The decline of the 2015-16 El Niño continues in the tropical Pacific, the Australian Bureau of Meteorology (BOM) reported today. For southern hemisphere winter and spring, climate models suggest neutral and La Niña conditions are equally likely.
Temperatures below the ocean surface have cooled steadily, with only the top 50 metres more than +1 °C warmer than normal. It is likely this is the coolest this top layer of ocean has been since January 2015. Atmospheric indicators reflect such changes in the ocean. For instance, the Southern Oscillation Index (SOI) has returned to weak El Niño levels. However, some indicators, such as cloudiness near the Date Line, have been slower to respond and still show a clear El Niño signal.
International climate models suggest El Niño will continue to weaken during the southern autumn, returning to neutral levels by mid-2016. For winter and spring, climate models suggest neutral and La Niña are equally likely. However, the accuracy of forecasts made at this time of year is lower than those at other times, and therefore some caution should be exercised.
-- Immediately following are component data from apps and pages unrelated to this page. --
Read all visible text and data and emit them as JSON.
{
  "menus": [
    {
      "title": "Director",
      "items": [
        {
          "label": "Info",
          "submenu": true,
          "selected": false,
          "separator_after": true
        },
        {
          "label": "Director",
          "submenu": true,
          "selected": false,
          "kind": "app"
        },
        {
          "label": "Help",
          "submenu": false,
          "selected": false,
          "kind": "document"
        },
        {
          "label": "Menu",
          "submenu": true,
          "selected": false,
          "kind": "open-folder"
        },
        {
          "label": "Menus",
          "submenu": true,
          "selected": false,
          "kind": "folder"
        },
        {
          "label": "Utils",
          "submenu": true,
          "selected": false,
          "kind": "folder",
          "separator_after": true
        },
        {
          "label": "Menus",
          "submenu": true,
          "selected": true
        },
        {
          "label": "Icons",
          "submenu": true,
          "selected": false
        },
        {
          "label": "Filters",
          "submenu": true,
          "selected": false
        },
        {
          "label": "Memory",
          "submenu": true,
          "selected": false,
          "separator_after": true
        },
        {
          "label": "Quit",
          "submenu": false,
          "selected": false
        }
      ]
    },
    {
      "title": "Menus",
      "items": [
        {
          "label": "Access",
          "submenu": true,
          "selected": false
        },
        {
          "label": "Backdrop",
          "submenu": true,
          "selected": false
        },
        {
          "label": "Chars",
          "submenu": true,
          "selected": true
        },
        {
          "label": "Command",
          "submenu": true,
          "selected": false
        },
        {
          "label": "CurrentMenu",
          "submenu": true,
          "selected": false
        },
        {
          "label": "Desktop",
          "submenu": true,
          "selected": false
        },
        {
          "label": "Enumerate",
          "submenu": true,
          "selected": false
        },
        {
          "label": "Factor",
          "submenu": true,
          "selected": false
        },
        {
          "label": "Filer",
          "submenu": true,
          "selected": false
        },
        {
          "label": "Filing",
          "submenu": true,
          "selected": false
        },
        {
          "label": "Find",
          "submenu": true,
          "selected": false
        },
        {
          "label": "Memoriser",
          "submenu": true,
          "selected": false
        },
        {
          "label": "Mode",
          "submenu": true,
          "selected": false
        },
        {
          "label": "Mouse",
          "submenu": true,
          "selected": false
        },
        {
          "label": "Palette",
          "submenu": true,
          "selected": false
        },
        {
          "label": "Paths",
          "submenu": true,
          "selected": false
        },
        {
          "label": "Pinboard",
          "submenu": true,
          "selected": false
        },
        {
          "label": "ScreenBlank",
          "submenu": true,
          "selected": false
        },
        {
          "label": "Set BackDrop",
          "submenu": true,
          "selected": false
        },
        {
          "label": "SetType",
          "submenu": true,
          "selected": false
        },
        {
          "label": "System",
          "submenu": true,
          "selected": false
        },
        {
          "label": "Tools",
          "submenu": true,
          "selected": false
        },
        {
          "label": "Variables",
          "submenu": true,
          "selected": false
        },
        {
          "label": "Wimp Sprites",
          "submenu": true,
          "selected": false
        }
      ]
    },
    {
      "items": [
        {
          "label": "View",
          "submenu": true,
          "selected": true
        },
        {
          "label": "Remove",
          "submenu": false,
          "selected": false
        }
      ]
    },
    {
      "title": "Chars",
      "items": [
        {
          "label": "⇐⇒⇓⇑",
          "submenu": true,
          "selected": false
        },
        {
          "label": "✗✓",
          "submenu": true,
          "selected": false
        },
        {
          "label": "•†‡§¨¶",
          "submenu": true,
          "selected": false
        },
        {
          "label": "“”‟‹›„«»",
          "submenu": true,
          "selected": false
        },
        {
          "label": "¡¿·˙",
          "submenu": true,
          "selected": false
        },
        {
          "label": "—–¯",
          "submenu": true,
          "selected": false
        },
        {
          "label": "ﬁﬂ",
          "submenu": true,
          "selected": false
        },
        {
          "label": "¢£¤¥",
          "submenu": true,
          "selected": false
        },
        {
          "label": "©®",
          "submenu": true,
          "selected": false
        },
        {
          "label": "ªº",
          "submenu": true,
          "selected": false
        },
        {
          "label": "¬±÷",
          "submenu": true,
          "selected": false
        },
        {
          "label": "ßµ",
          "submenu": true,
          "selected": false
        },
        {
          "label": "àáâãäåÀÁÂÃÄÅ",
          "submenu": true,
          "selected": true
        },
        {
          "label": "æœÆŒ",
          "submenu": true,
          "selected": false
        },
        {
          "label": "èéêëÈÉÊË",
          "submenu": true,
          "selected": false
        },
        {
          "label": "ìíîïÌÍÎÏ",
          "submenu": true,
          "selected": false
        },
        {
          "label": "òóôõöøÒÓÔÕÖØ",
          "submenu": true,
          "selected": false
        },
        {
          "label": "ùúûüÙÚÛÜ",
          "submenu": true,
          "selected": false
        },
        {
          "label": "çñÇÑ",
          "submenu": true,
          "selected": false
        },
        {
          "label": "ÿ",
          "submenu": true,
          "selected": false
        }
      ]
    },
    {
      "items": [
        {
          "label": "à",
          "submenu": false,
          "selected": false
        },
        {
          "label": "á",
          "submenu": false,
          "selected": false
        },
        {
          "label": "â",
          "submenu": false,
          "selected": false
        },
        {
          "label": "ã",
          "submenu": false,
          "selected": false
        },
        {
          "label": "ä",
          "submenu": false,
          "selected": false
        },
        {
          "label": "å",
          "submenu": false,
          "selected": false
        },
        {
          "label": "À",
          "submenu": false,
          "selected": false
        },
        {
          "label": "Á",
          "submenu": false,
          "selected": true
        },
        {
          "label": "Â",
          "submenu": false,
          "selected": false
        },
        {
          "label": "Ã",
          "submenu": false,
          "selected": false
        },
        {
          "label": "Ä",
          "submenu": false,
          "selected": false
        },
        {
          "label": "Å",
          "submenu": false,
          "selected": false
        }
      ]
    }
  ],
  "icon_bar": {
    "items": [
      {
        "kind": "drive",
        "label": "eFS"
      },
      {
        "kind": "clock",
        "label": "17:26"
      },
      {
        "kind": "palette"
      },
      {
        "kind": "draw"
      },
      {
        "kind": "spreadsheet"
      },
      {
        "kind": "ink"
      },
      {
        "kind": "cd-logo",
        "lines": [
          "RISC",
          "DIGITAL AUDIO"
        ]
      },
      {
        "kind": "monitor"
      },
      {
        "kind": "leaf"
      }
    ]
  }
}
Although the 2015–16 El Niño is weakening, it will continue to influence climate during the southern hemisphere autumn. In Australia, the breakdown of strong El Niño events has historically brought average to above average rainfall to many locations. However, northern Australia typically sees less rainfall than usual.
Australia's climate is also being influenced by record warm temperatures in the Indian Ocean. The warmth in the Indian Ocean may provide extra moisture for rain systems as they cross Australia during the southern autumn.
Featured image copyright: BOM